Provided data START

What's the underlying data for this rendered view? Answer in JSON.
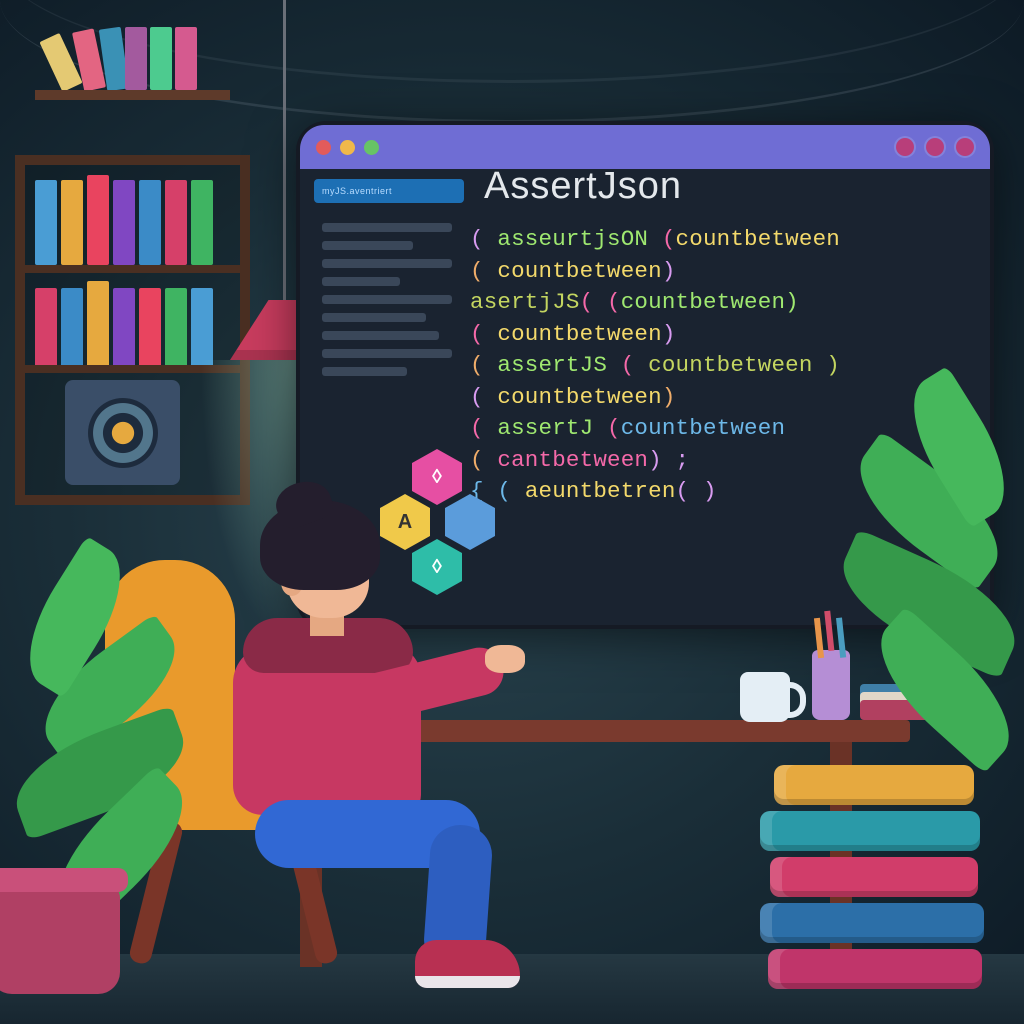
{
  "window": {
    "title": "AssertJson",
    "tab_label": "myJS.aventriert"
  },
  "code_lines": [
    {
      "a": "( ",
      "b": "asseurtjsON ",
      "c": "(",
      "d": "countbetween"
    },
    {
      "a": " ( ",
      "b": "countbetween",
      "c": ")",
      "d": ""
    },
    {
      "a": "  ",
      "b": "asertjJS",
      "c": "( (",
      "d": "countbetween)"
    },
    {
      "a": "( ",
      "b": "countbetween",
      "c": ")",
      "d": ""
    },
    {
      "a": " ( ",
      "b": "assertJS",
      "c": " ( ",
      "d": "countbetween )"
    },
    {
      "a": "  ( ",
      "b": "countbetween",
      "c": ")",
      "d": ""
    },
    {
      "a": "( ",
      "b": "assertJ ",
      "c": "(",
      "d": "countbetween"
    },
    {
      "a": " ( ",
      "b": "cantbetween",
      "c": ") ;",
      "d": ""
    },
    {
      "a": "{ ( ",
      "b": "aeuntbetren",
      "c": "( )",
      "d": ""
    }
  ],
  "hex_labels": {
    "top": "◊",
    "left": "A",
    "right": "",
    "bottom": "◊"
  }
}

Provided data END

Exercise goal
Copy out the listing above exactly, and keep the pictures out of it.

Completed exercise
What's the underlying data for this rendered view? Answer in JSON.
{
  "window": {
    "title": "AssertJson",
    "tab_label": "myJS.aventriert"
  },
  "code_lines": [
    {
      "a": "( ",
      "b": "asseurtjsON ",
      "c": "(",
      "d": "countbetween"
    },
    {
      "a": " ( ",
      "b": "countbetween",
      "c": ")",
      "d": ""
    },
    {
      "a": "  ",
      "b": "asertjJS",
      "c": "( (",
      "d": "countbetween)"
    },
    {
      "a": "( ",
      "b": "countbetween",
      "c": ")",
      "d": ""
    },
    {
      "a": " ( ",
      "b": "assertJS",
      "c": " ( ",
      "d": "countbetween )"
    },
    {
      "a": "  ( ",
      "b": "countbetween",
      "c": ")",
      "d": ""
    },
    {
      "a": "( ",
      "b": "assertJ ",
      "c": "(",
      "d": "countbetween"
    },
    {
      "a": " ( ",
      "b": "cantbetween",
      "c": ") ;",
      "d": ""
    },
    {
      "a": "{ ( ",
      "b": "aeuntbetren",
      "c": "( )",
      "d": ""
    }
  ],
  "hex_labels": {
    "top": "◊",
    "left": "A",
    "right": "",
    "bottom": "◊"
  }
}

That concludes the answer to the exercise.